Much of the film is about pretending and about getting away with something. This applies to dapper Danny, of course, and Clooney has no problem making him the cool and commanding figure the others are willing to follow into what looks like a foolhardy adventure.
But the greatest “actor” here is Bloom, who literally has to shed his old-Jewish-two-bit-dog-track-habitue skin to become a gravely fastidious billionaire of indeterminate origin in order to worm his way into Benedict’s exclusive circle. Fretting inside and battling poor health, Bloom is made into a choice creation by Reiner, making one wish the character could have been given even more screen time. Same can be said of Tishkoff, with Gould’s wonderful and surprising delineation of a flamboyant but non-caricatured old school queen prompting speculation that the vet thesp’s range has been decidedly untested.
Entire cast seems spontaneous and relaxed. She has more to do than Angie Dickinson did in the original, but Roberts is still basically The Girl here, albeit one very much worth fighting over and bedecked with fabulous clothes and jewels.

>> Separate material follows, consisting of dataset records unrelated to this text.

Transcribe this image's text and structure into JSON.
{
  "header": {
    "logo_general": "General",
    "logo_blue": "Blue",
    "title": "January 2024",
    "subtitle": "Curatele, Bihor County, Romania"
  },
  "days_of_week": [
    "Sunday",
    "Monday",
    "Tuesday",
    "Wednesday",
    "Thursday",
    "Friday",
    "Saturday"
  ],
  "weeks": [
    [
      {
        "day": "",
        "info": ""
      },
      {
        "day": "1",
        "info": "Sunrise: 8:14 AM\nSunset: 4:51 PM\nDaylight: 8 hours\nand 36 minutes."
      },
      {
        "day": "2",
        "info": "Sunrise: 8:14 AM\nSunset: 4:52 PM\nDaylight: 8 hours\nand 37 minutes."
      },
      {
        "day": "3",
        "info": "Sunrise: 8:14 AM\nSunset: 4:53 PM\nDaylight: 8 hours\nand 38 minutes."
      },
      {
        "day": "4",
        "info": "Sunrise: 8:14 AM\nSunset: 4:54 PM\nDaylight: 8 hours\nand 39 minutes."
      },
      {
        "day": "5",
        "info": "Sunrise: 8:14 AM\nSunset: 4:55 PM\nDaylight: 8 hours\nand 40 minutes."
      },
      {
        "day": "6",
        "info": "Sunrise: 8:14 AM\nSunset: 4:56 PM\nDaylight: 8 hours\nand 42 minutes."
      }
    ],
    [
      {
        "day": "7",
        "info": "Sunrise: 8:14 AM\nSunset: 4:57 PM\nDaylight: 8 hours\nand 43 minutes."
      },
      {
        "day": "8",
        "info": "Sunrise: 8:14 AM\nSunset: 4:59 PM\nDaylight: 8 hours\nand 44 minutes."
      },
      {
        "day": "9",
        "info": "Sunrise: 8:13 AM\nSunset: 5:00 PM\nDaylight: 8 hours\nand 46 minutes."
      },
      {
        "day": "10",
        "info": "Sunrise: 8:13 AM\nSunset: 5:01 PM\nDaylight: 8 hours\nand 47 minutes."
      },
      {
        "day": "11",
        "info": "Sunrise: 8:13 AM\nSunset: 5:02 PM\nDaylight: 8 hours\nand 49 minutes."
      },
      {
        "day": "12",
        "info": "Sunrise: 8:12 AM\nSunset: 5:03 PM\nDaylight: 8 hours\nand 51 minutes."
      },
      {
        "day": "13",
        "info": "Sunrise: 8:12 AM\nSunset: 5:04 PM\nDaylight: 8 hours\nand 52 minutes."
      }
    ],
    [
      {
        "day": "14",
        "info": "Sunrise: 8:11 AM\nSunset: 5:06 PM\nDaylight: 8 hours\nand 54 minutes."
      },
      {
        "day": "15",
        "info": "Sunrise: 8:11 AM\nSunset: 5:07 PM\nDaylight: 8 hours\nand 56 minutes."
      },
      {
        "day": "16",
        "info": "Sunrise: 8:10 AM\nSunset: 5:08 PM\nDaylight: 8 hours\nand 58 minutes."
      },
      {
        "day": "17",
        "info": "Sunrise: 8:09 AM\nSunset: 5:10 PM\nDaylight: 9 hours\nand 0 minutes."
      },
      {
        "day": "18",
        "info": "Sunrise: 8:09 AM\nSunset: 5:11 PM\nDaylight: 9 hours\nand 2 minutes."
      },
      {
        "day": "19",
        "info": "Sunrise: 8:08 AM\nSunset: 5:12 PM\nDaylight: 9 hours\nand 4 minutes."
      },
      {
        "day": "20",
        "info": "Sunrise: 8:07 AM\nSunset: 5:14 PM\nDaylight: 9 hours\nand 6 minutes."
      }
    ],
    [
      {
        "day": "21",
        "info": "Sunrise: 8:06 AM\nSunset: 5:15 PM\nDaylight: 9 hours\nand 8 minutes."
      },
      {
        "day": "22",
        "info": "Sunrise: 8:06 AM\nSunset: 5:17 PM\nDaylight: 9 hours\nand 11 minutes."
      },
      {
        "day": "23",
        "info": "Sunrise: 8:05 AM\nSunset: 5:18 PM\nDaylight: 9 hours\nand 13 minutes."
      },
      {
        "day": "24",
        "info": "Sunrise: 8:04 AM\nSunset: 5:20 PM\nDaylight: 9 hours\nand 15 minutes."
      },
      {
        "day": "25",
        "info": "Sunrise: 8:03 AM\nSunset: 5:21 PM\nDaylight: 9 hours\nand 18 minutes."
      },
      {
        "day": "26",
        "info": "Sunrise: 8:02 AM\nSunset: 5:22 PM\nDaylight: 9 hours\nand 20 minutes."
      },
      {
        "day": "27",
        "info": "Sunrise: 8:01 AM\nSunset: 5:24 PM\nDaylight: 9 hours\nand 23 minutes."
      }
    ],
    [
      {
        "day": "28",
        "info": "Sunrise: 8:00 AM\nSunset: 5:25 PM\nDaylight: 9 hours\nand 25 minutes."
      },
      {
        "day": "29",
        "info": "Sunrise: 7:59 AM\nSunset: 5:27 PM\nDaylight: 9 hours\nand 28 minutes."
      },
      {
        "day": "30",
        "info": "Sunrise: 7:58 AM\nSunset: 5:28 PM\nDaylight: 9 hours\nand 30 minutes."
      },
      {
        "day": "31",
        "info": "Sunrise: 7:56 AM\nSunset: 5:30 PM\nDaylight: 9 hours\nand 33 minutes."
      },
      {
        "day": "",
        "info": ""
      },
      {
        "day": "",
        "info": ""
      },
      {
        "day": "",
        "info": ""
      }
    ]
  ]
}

Pic could have used a more formidable adversary than Garcia’s Benedict, who is very much the slick entrepreneurial parvenu; with someone like Robert De Niro in the role, the entire enterprise would have taken on some welcome weight without at all throwing off the fun dynamic.
David Holmes’ score is characterized by a frisky jazzy feel that is at times abetted by other musical moods, notably that of Debussy’s “Clair de lune.” Original pic is repped by Dickinson and Henry Silva, who fleetingly appear in the crowd for the Lennox Lewis-Wladimir Klitschko prizefight that occurs the night of the robbery. Film’s coyest touch comes in the end credits, which list all the male players and then conclude with “…and introducing Julia Roberts as Tess.”